## WORK TO BE COMPLETED
Please return every line of the records below that holds the word "refers".

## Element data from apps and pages
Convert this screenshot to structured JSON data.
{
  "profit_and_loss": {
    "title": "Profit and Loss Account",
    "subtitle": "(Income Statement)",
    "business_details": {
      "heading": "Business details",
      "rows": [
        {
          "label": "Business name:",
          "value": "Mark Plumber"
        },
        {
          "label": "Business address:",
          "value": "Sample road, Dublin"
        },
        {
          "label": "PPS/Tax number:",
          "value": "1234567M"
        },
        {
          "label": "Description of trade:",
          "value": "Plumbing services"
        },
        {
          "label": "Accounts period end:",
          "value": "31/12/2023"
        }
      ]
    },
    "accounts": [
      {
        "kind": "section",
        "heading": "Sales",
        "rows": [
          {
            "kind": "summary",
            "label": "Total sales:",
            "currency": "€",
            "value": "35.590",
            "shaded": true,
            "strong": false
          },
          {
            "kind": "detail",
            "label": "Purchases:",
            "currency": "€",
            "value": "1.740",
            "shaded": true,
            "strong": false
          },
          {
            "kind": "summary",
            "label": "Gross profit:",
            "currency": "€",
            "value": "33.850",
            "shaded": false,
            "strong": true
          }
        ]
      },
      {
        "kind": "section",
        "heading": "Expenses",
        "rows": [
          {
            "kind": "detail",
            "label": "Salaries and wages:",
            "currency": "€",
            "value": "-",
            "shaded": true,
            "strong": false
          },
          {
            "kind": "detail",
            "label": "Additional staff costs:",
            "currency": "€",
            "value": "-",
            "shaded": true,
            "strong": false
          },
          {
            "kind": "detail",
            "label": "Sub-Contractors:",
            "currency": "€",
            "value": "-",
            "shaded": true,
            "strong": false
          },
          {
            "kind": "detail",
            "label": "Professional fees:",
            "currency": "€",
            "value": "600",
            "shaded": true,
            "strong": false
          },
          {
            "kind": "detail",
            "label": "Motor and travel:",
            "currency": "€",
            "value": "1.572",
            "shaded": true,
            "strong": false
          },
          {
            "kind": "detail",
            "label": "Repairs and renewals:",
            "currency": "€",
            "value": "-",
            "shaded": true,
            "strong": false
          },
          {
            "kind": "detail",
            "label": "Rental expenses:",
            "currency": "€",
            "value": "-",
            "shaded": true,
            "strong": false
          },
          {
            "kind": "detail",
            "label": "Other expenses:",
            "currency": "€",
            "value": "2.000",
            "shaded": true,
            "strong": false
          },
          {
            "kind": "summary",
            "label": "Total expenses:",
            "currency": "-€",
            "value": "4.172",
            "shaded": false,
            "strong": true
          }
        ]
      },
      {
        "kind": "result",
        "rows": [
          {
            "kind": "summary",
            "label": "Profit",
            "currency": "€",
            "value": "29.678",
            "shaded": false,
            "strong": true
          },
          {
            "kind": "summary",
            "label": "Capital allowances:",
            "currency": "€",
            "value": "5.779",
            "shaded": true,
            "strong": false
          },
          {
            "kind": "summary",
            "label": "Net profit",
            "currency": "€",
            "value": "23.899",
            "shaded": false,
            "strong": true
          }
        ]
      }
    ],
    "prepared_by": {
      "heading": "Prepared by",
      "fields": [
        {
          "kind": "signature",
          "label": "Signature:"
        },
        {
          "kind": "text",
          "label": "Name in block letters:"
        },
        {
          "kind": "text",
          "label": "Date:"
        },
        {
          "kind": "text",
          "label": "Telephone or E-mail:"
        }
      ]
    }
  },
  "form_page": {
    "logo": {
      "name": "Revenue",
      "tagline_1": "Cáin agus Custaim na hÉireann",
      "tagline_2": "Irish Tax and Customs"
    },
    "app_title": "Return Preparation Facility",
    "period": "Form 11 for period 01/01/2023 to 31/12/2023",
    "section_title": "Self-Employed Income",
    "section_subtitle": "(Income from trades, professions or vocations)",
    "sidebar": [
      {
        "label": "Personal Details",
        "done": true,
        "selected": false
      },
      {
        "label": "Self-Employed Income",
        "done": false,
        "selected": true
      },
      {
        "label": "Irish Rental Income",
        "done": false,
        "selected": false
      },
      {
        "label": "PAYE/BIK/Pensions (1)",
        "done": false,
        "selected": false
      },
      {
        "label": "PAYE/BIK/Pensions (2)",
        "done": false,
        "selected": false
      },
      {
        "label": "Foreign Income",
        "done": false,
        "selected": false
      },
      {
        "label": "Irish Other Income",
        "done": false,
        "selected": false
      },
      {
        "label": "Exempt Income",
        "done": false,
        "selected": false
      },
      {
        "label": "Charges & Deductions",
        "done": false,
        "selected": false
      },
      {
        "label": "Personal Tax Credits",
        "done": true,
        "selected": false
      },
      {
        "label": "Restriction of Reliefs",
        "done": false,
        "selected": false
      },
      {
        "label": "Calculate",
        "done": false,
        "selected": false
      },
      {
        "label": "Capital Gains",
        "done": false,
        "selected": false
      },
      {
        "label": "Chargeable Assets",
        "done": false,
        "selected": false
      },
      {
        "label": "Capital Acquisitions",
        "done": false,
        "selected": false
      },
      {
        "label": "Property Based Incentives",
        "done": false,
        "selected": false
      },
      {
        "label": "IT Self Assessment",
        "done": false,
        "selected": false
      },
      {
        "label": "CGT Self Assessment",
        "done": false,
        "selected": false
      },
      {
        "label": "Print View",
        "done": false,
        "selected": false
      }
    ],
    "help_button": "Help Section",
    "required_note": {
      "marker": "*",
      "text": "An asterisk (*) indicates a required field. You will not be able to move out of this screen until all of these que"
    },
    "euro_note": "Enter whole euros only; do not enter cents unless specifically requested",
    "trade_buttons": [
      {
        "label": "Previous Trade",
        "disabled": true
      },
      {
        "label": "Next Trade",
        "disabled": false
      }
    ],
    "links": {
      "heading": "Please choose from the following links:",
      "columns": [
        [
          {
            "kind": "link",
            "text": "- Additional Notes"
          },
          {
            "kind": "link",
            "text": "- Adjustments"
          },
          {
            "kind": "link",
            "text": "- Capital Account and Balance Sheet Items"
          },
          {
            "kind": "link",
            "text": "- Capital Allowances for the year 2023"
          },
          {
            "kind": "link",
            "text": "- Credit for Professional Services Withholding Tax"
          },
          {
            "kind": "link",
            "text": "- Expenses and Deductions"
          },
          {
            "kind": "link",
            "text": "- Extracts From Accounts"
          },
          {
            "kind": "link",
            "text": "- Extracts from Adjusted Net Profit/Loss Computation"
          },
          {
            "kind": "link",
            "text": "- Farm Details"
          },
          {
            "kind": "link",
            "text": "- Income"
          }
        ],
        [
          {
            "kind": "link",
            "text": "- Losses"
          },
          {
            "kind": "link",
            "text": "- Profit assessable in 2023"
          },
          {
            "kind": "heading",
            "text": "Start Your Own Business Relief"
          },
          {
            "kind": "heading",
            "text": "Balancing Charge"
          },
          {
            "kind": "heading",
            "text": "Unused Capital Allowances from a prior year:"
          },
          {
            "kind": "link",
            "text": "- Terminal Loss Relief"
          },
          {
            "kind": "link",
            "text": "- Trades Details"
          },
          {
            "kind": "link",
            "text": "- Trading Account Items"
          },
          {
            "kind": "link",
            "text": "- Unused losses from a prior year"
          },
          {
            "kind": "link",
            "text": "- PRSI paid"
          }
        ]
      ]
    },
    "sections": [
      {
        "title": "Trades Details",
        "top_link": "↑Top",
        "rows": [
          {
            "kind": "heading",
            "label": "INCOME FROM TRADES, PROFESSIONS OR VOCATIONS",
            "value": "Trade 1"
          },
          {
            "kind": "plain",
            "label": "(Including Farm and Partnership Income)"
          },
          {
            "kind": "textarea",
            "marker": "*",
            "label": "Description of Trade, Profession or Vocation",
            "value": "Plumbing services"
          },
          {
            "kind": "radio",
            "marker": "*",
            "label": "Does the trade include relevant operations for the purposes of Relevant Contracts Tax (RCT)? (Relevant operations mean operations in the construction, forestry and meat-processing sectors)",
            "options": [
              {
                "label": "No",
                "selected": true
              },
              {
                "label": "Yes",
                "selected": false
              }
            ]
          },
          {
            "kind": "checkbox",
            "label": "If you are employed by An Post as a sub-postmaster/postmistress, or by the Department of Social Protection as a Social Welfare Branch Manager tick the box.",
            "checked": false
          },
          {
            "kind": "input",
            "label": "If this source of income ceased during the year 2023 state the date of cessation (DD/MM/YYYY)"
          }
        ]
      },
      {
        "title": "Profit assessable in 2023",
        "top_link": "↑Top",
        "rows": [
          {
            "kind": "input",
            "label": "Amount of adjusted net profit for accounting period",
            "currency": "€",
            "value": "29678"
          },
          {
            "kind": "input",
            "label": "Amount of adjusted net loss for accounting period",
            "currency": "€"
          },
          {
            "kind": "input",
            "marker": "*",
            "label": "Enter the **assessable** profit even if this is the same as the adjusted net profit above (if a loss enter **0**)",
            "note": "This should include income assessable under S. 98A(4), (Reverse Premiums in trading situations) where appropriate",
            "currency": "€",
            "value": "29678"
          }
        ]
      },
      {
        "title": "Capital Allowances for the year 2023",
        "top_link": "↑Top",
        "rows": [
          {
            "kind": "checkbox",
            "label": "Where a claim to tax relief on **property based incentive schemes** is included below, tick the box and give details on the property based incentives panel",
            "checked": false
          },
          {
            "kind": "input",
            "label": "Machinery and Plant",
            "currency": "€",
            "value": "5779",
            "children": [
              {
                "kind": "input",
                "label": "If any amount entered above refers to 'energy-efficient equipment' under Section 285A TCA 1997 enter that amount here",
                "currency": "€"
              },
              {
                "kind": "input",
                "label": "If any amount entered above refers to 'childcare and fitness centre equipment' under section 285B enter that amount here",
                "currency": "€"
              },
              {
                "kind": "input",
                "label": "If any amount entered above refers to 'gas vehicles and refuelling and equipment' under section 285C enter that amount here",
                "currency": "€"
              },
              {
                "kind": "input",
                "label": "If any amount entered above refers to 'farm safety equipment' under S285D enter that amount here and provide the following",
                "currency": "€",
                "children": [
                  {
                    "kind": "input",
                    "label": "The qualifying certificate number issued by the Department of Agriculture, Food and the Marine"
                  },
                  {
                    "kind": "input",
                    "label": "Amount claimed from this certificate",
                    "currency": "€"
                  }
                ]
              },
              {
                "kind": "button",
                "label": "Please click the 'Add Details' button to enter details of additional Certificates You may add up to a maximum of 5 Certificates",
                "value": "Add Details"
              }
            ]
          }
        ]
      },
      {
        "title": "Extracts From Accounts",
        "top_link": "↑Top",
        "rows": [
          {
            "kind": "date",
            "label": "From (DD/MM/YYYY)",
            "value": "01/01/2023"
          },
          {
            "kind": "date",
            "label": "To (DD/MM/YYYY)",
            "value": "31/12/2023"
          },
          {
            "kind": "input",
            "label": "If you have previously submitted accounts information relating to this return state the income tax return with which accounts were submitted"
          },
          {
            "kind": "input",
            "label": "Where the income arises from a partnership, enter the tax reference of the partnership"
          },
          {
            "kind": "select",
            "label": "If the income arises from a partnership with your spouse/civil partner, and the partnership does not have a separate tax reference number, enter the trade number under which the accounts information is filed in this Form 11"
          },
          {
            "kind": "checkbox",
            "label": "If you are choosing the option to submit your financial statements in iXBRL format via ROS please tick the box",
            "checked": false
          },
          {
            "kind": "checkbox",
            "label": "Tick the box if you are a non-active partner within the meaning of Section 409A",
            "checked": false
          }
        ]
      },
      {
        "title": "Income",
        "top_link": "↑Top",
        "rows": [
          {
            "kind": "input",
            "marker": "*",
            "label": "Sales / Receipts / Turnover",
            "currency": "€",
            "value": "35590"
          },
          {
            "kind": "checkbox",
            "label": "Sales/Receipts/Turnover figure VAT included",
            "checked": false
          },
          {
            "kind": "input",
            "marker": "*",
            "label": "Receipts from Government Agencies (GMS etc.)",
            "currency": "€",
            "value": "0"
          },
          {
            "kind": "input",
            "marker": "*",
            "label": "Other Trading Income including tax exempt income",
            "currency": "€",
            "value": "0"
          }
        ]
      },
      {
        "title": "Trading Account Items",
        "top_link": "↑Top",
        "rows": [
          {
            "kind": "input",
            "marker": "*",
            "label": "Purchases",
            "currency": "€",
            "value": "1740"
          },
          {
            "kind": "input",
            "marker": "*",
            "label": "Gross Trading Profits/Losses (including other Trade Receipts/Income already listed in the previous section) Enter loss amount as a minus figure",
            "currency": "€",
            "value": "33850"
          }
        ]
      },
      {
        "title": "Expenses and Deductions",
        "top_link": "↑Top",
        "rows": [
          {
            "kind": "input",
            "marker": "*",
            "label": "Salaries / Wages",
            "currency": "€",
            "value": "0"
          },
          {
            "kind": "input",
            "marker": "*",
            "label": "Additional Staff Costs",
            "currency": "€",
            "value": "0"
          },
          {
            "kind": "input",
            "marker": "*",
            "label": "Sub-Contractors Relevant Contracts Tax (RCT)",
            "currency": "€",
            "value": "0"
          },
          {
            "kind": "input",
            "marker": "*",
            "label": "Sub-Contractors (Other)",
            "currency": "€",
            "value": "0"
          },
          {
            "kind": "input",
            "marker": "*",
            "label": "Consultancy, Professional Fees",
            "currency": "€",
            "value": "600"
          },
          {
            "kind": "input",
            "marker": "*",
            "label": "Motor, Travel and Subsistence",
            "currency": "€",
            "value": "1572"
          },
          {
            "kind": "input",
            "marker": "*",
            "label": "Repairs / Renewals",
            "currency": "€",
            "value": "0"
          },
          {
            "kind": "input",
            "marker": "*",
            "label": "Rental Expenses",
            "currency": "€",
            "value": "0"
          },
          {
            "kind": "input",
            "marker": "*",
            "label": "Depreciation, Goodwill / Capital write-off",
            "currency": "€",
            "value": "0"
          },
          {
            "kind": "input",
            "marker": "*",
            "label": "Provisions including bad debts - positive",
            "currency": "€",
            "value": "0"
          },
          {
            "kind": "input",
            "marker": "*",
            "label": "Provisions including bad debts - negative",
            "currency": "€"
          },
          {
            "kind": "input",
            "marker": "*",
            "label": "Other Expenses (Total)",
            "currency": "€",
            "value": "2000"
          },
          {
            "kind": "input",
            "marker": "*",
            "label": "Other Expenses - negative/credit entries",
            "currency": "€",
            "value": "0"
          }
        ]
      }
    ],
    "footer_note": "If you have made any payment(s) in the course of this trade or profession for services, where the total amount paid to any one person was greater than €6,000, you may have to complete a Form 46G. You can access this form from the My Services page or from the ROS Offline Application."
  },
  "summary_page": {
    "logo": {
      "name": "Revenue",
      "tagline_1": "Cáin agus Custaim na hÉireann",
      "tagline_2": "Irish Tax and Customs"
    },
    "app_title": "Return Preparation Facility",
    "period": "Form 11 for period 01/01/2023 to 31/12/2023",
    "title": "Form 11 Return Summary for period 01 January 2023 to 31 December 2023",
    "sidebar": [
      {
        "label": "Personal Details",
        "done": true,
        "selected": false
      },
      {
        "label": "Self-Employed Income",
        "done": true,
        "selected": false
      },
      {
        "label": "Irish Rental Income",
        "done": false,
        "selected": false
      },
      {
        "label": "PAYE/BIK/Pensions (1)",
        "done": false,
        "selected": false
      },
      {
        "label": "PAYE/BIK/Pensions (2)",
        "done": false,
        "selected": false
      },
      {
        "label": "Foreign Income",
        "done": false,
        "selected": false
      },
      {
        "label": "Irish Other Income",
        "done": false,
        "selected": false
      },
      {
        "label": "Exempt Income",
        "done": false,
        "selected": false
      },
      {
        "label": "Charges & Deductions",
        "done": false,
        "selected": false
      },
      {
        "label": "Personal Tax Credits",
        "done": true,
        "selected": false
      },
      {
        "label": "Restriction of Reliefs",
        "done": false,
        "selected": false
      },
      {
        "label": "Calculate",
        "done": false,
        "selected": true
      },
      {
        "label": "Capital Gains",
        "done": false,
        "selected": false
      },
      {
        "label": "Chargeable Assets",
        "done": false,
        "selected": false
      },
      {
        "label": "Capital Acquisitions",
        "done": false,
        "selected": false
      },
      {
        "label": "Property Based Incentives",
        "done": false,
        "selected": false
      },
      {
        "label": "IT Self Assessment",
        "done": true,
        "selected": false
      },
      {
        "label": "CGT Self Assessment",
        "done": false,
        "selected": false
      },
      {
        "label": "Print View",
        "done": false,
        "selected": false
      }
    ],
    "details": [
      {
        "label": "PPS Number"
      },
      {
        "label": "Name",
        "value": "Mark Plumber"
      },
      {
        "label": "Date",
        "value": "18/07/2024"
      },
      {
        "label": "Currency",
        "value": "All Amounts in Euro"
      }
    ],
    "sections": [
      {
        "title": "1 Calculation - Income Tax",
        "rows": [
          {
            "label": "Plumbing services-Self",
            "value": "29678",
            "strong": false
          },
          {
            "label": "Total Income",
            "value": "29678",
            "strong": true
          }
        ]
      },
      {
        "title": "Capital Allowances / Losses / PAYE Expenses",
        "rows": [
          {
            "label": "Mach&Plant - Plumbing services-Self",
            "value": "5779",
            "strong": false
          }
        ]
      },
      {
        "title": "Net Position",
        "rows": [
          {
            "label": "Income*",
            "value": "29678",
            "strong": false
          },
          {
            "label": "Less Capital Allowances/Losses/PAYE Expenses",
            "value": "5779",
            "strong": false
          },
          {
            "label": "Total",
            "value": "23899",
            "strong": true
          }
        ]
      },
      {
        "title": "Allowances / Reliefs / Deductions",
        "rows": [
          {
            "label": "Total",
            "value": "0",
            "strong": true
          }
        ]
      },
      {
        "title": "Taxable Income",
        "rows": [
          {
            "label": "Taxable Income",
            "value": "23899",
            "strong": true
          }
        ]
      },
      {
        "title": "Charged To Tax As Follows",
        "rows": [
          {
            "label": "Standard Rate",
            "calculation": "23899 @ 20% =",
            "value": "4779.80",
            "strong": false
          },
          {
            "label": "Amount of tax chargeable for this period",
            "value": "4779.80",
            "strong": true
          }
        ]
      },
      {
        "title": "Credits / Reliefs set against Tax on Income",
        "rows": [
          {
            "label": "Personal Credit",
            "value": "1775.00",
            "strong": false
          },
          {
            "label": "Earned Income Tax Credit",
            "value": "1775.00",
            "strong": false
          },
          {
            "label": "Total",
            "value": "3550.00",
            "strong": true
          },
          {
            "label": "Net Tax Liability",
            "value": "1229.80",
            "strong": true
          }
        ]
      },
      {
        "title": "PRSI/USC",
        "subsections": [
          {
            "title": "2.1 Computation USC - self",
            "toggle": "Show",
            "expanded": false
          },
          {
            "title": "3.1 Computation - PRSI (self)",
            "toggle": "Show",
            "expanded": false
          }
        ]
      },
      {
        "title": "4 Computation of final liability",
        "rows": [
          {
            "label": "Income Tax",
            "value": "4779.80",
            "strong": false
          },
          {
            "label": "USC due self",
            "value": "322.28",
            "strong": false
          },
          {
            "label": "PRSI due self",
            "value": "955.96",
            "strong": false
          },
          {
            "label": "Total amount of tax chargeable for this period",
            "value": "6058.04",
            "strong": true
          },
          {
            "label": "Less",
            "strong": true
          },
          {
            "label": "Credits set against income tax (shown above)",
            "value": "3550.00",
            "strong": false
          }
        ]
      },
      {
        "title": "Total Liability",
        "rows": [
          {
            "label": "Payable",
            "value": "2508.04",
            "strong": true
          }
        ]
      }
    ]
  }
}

## ANSWER
                "label": "If any amount entered above refers to 'energy-efficient equipment' under Section 285A TCA 1997 enter that amount here",
                "label": "If any amount entered above refers to 'childcare and fitness centre equipment' under section 285B enter that amount here",
                "label": "If any amount entered above refers to 'gas vehicles and refuelling and equipment' under section 285C enter that amount here",
                "label": "If any amount entered above refers to 'farm safety equipment' under S285D enter that amount here and provide the following",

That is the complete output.